“Aithusa, no!” Morgana called after her, but to no avail. The dragon was gone.
As both she and Arthur watched, the sea of Camelot soldiers parted, and a man stalked confidently up the ranks. The chill air ruffled his ebony hair and his leather jacket and red neckerchief flapped in the breeze. Stopping a few feet before Morgana, Merlin waved a lazy hand in Arthur’s direction and his eyes flashed gold, wordlessly releasing the spell trapping the king.
Merlin’s eyes speared Morgana’s and his voice was low and menacing. “Aithusa may be loyal to you, Morgana, but I am a Dragonlord. She must obey me, and I have sent her away.”
Morgana actually staggered backward a step, intimidated. “But…how…? I don’t understand…” she stuttered.
“No, you don’t,” Merlin agreed, his voice still restrained and dangerous. “You never have, Morgana, and I doubt you ever will.” He leaned in still further and hissed, “You cannot take away what I am made of.”
“I am your past, your present, and your future. I am your destiny and your doom. I am timeless, ageless, and eternal. I am the Emrys. Run, while you still can, Morgana, for I will not rest until your fate has come to pass.”
Morgana’s eyes widened in terror. As if she feared even removing her eyes from Merlin’s face, she called out to her troops behind her, “Retreat!” and then raised her hands to the sky and disappeared into the night in a twist of turning winds.
For a split second, everything was quiet…and then a loud cheer raised up through the ranks. Arthur let out a deep breath he hadn’t realized he was holding and turned to his manservant, his friend, his protector. They clasped forearms for a moment before Arthur yanked Merlin into a hug. He tucked his chin into Merlin’s neck and murmured into his ear, “I’m glad you’re here, Merlin.”
Merlin’s arms tightened briefly around Arthur’s back as he replied, “So am I, Arthur. So am I.”

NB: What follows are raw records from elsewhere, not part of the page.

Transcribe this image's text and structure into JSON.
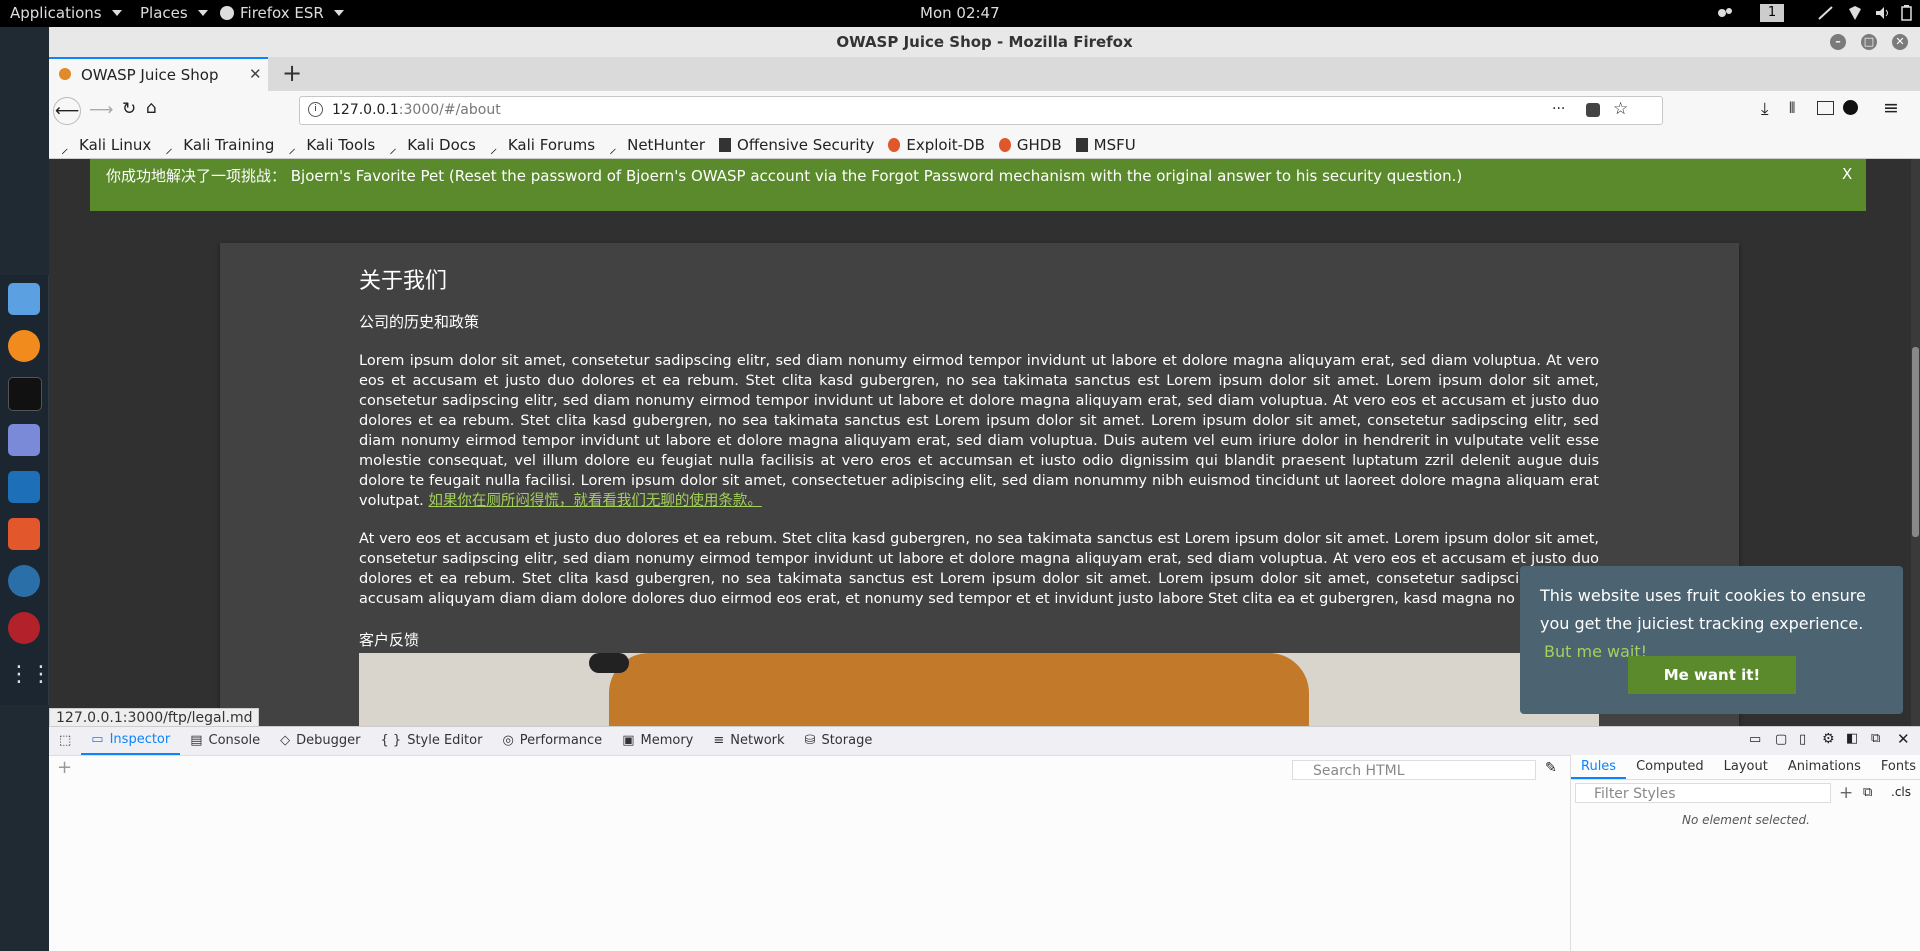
{
  "topbar": {
    "applications": "Applications",
    "places": "Places",
    "browser": "Firefox ESR",
    "clock": "Mon 02:47",
    "workspace": "1"
  },
  "window": {
    "title": "OWASP Juice Shop - Mozilla Firefox"
  },
  "tabs": [
    {
      "label": "OWASP Juice Shop",
      "close": "✕"
    }
  ],
  "newtab": "+",
  "urlbar": {
    "host": "127.0.0.1",
    "path": ":3000/#/about",
    "more": "···"
  },
  "bookmarks": [
    {
      "label": "Kali Linux",
      "icon": "kali-dragon-icon"
    },
    {
      "label": "Kali Training",
      "icon": "kali-dragon-icon"
    },
    {
      "label": "Kali Tools",
      "icon": "kali-dragon-icon"
    },
    {
      "label": "Kali Docs",
      "icon": "kali-dragon-icon"
    },
    {
      "label": "Kali Forums",
      "icon": "kali-dragon-icon"
    },
    {
      "label": "NetHunter",
      "icon": "kali-dragon-icon"
    },
    {
      "label": "Offensive Security",
      "icon": "offsec-icon"
    },
    {
      "label": "Exploit-DB",
      "icon": "exploitdb-icon"
    },
    {
      "label": "GHDB",
      "icon": "exploitdb-icon"
    },
    {
      "label": "MSFU",
      "icon": "offsec-icon"
    }
  ],
  "notification": {
    "text": "你成功地解决了一项挑战： Bjoern's Favorite Pet (Reset the password of Bjoern's OWASP account via the Forgot Password mechanism with the original answer to his security question.)",
    "close": "X",
    "color": "#5a8a2c"
  },
  "about": {
    "title": "关于我们",
    "history_heading": "公司的历史和政策",
    "paragraph1": "Lorem ipsum dolor sit amet, consetetur sadipscing elitr, sed diam nonumy eirmod tempor invidunt ut labore et dolore magna aliquyam erat, sed diam voluptua. At vero eos et accusam et justo duo dolores et ea rebum. Stet clita kasd gubergren, no sea takimata sanctus est Lorem ipsum dolor sit amet. Lorem ipsum dolor sit amet, consetetur sadipscing elitr, sed diam nonumy eirmod tempor invidunt ut labore et dolore magna aliquyam erat, sed diam voluptua. At vero eos et accusam et justo duo dolores et ea rebum. Stet clita kasd gubergren, no sea takimata sanctus est Lorem ipsum dolor sit amet. Lorem ipsum dolor sit amet, consetetur sadipscing elitr, sed diam nonumy eirmod tempor invidunt ut labore et dolore magna aliquyam erat, sed diam voluptua. Duis autem vel eum iriure dolor in hendrerit in vulputate velit esse molestie consequat, vel illum dolore eu feugiat nulla facilisis at vero eros et accumsan et iusto odio dignissim qui blandit praesent luptatum zzril delenit augue duis dolore te feugait nulla facilisi. Lorem ipsum dolor sit amet, consectetuer adipiscing elit, sed diam nonummy nibh euismod tincidunt ut laoreet dolore magna aliquam erat volutpat.",
    "legal_link": "如果你在厕所闷得慌，就看看我们无聊的使用条款。",
    "paragraph2": "At vero eos et accusam et justo duo dolores et ea rebum. Stet clita kasd gubergren, no sea takimata sanctus est Lorem ipsum dolor sit amet. Lorem ipsum dolor sit amet, consetetur sadipscing elitr, sed diam nonumy eirmod tempor invidunt ut labore et dolore magna aliquyam erat, sed diam voluptua. At vero eos et accusam et justo duo dolores et ea rebum. Stet clita kasd gubergren, no sea takimata sanctus est Lorem ipsum dolor sit amet. Lorem ipsum dolor sit amet, consetetur sadipscing elitr, At accusam aliquyam diam diam dolore dolores duo eirmod eos erat, et nonumy sed tempor et et invidunt justo labore Stet clita ea et gubergren, kasd magna no rebum.",
    "feedback_heading": "客户反馈"
  },
  "cookie": {
    "message": "This website uses fruit cookies to ensure you get the juiciest tracking experience.",
    "learn_more": "But me wait!",
    "accept": "Me want it!"
  },
  "status_url": "127.0.0.1:3000/ftp/legal.md",
  "devtools": {
    "tabs": [
      "Inspector",
      "Console",
      "Debugger",
      "Style Editor",
      "Performance",
      "Memory",
      "Network",
      "Storage"
    ],
    "search_placeholder": "Search HTML",
    "side_tabs": [
      "Rules",
      "Computed",
      "Layout",
      "Animations",
      "Fonts"
    ],
    "filter_placeholder": "Filter Styles",
    "cls": ".cls",
    "add": "+",
    "empty": "No element selected."
  }
}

Arthur followed up with a couple of manly back slaps before releasing his friend from his grasp and wrapped an arm around Merlin’s shoulders instead in order to steer him back toward camp. “I do think you were laying it on a little thick there at the end though…with all that ‘past, present, and future’ stuff…” Arthur teased, his voice lilting with amusement and relief.
Merlin pursed his lips to keep from snickering and shrugged one shoulder nonchalantly. “Perhaps…but it worked, didn’t it?”
Arthur barked out a laugh and ruffled Merlin’s hair. “Yeah, it did. Well, this is the best ‘present’ I could have asked for…” He waved his other hand to encompass the mountain pass still full of his knights.
“Oh, don’t be fooled, Arthur,” Merlin cautioned. “She’ll be back.”
“I know,” Arthur replied, his voice suddenly solemn. “But we’ll be ready for her.”
Merlin nodded. “Yes, we will.”
As they walked through camp, the other soldiers gave the pair a wide berth, leaving them to their reunion.
Arthur was about to lift the flap of his tent when he stopped dead in his tracks, causing Merlin to bump into him awkwardly.
“Hey!” he said indignantly, removing his hand from Merlin’s shoulder and instead using it to punch his friend in the arm.
“Ow!” Merlin’s eyebrows scrunched in consternation. “What was that for?” he cried, rubbing the sore spot on his arm ruefully.
“When we get back to Camelot, I want my money back.”
Merlin stared at Arthur, flummoxed. “What? What are you talking about?”
Arthur’s eyes narrowed dangerously. “You cheated.”
Peals of Merlin’s delighted laughter echoed in the night, soon joined by the king’s, as they slouched their way under the tent flap.
And, for that night at least, all was well.